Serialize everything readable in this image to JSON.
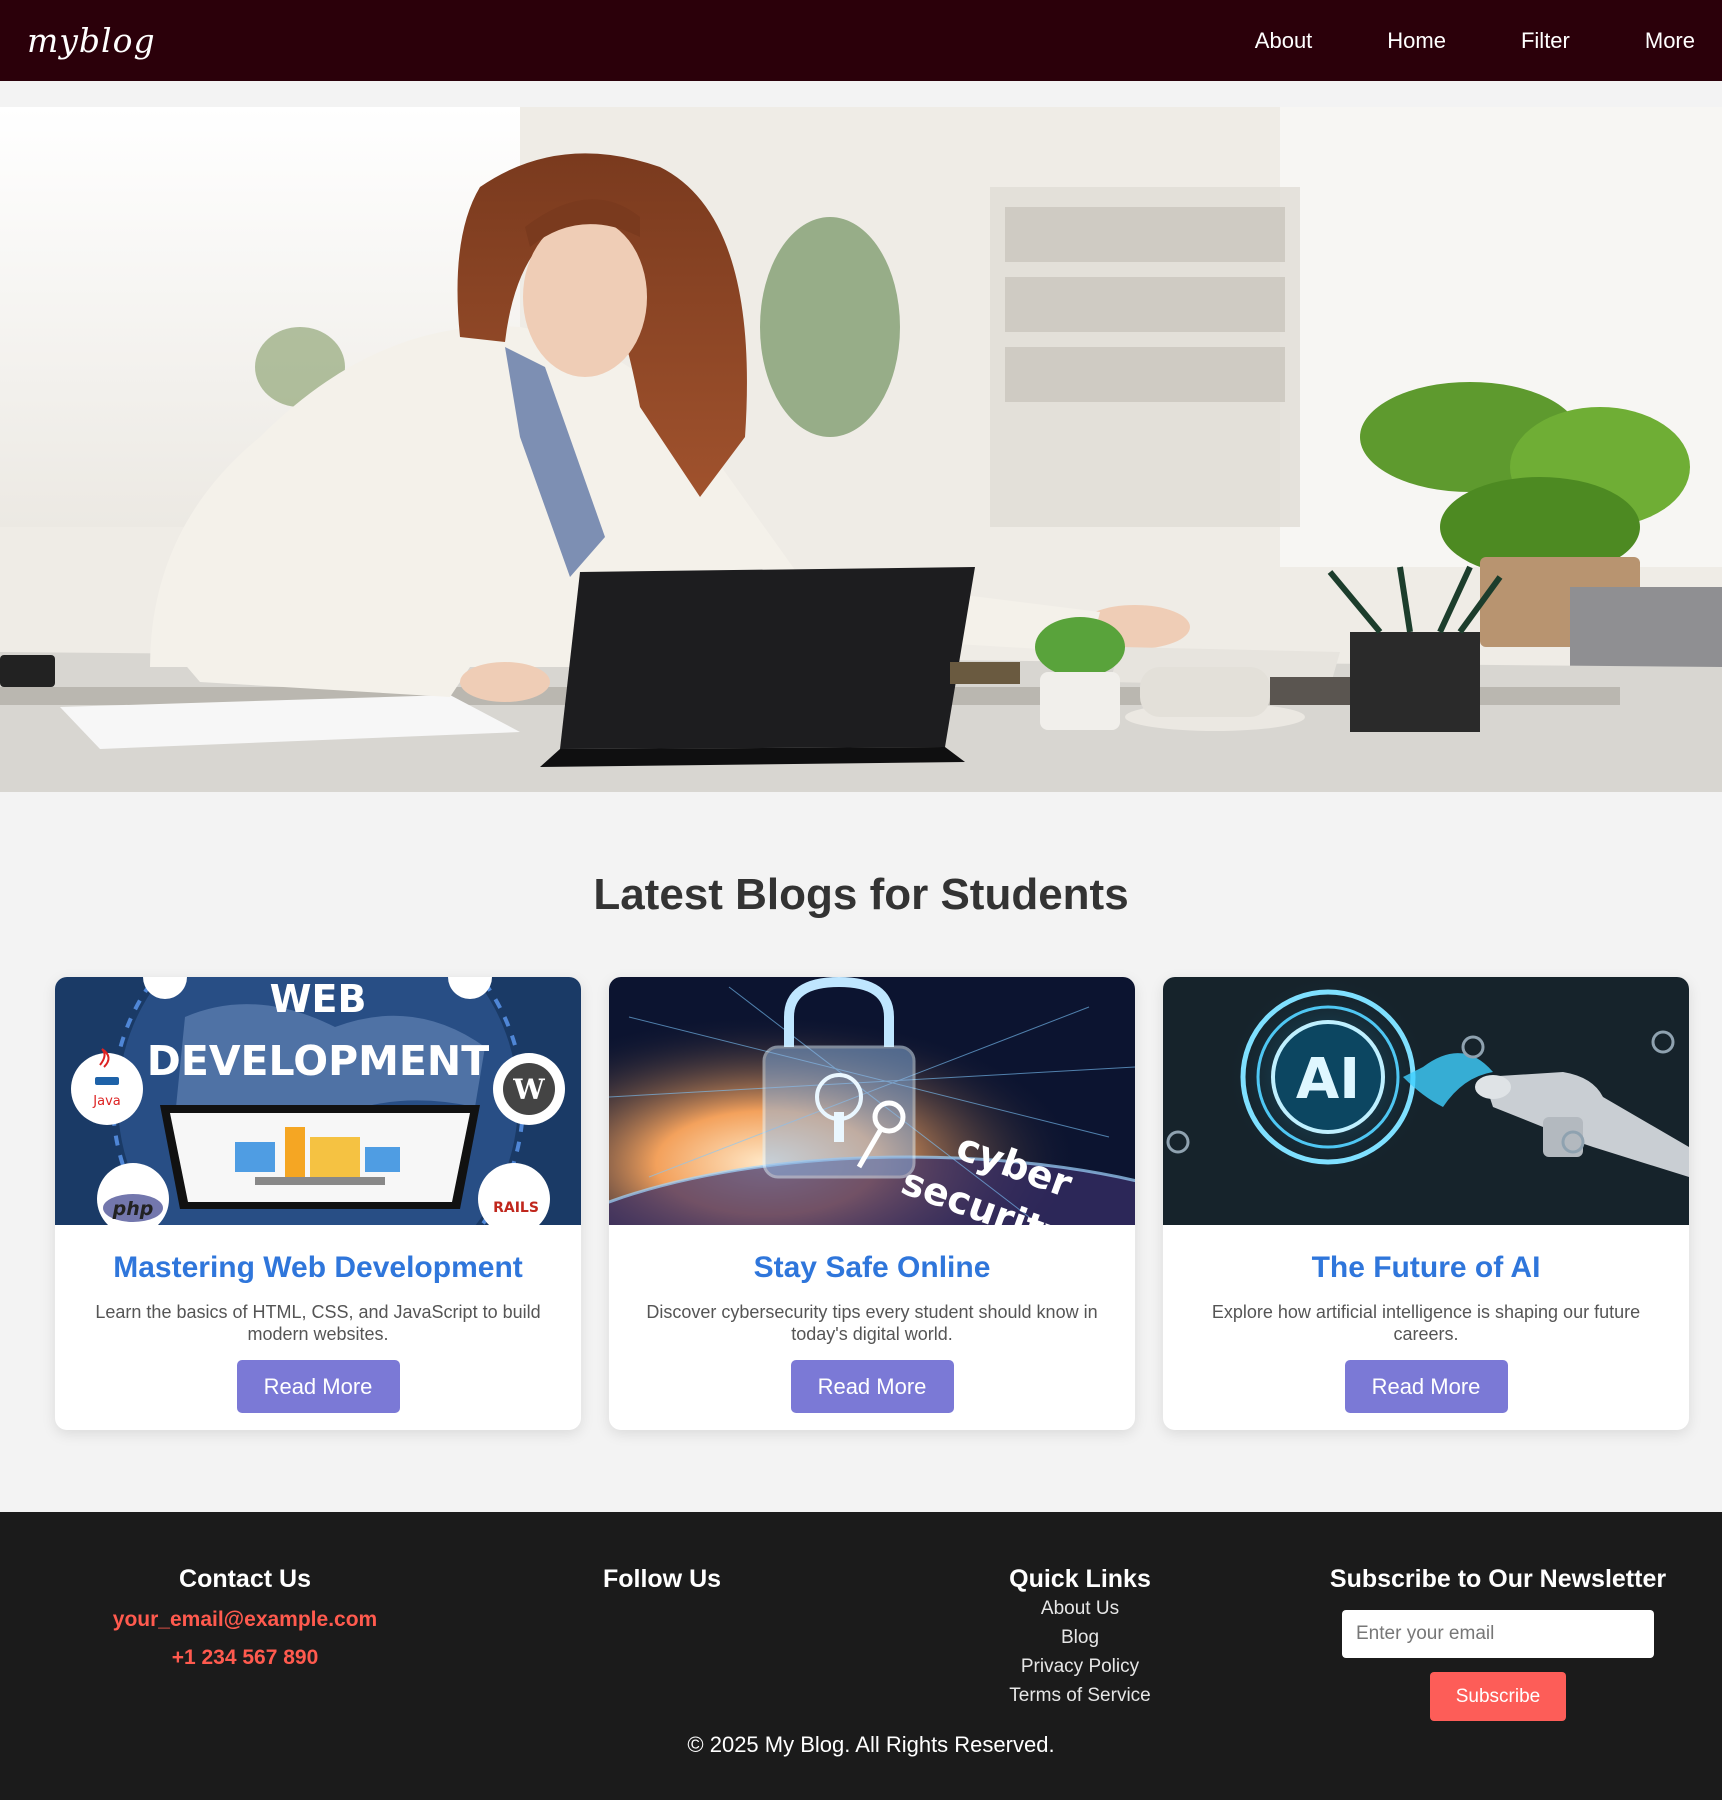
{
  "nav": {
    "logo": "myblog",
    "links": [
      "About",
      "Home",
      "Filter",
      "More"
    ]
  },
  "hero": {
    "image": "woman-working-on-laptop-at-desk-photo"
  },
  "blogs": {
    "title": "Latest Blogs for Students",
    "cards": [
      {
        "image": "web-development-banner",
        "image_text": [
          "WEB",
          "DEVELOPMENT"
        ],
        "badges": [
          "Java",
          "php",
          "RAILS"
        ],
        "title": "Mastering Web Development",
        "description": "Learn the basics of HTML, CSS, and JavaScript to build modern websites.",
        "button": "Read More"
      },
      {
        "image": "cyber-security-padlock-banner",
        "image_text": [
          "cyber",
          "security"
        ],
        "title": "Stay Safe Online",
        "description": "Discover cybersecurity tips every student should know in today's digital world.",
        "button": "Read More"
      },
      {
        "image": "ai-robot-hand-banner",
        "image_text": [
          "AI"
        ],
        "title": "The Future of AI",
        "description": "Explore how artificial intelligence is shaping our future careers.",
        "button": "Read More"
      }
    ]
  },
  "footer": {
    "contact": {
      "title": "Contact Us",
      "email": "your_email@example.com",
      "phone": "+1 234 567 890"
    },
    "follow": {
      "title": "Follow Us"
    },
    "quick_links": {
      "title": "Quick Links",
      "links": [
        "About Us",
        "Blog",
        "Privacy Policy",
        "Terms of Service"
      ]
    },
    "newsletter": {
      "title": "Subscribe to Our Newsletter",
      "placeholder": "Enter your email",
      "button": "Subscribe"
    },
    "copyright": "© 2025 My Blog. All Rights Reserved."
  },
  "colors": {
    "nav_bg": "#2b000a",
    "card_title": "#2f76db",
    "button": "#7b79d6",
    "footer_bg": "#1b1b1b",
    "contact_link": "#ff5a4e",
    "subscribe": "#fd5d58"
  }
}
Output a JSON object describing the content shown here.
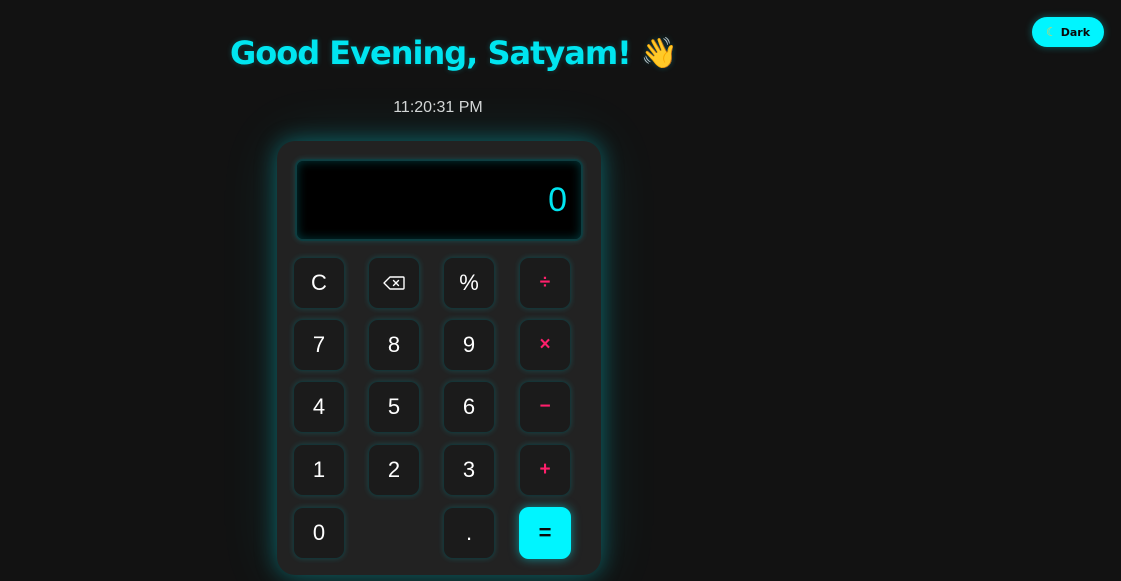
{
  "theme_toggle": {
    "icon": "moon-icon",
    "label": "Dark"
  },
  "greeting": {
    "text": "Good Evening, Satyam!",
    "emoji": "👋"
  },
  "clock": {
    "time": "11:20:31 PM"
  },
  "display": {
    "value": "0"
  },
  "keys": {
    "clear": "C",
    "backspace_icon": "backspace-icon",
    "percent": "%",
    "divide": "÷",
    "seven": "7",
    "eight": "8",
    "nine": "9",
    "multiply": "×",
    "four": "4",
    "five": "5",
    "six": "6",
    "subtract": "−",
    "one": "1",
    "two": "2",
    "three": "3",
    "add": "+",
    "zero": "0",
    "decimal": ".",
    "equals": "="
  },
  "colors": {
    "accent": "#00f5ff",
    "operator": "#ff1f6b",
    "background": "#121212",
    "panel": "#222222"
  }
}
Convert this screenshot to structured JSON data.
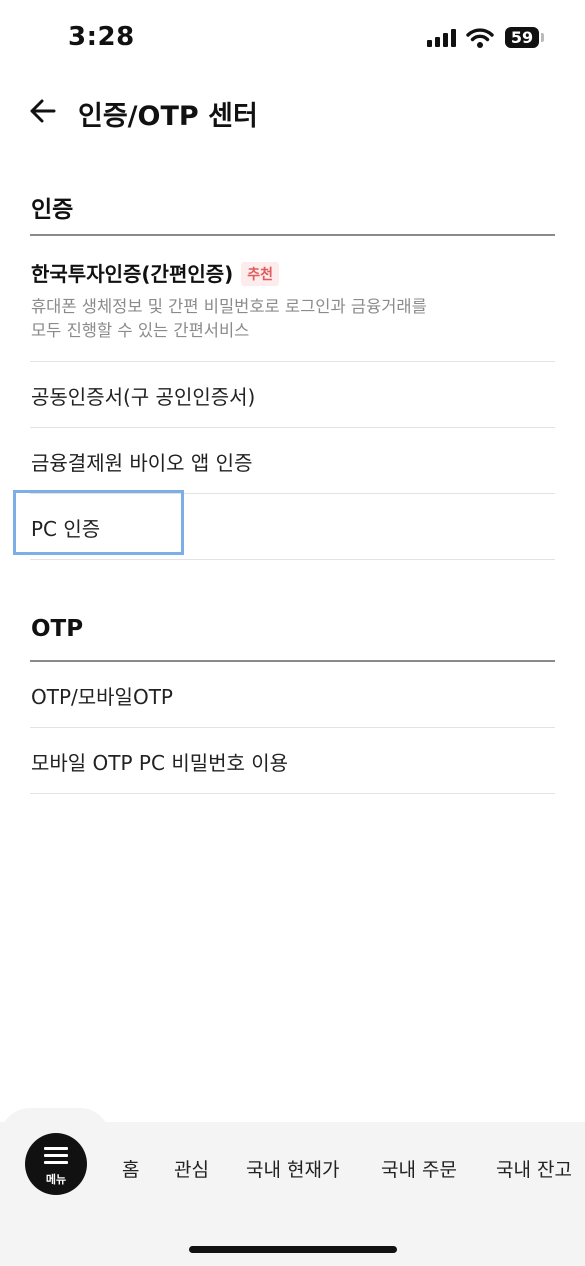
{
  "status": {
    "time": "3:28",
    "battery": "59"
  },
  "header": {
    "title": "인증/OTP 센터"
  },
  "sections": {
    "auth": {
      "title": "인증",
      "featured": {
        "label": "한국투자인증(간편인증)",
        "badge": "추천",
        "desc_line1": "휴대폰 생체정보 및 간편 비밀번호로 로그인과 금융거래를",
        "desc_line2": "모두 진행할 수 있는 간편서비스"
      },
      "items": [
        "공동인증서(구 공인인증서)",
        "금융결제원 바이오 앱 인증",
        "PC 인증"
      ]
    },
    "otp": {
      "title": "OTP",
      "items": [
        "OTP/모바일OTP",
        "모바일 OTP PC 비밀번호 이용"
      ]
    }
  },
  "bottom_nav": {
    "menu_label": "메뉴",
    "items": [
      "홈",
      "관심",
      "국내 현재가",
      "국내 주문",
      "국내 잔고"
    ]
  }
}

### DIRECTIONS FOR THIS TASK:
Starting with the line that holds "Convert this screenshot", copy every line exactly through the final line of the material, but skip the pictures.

### THE COMPLETED TASK:
Convert this screenshot to structured JSON data.
{
  "status": {
    "time": "3:28",
    "battery": "59"
  },
  "header": {
    "title": "인증/OTP 센터"
  },
  "sections": {
    "auth": {
      "title": "인증",
      "featured": {
        "label": "한국투자인증(간편인증)",
        "badge": "추천",
        "desc_line1": "휴대폰 생체정보 및 간편 비밀번호로 로그인과 금융거래를",
        "desc_line2": "모두 진행할 수 있는 간편서비스"
      },
      "items": [
        "공동인증서(구 공인인증서)",
        "금융결제원 바이오 앱 인증",
        "PC 인증"
      ]
    },
    "otp": {
      "title": "OTP",
      "items": [
        "OTP/모바일OTP",
        "모바일 OTP PC 비밀번호 이용"
      ]
    }
  },
  "bottom_nav": {
    "menu_label": "메뉴",
    "items": [
      "홈",
      "관심",
      "국내 현재가",
      "국내 주문",
      "국내 잔고"
    ]
  }
}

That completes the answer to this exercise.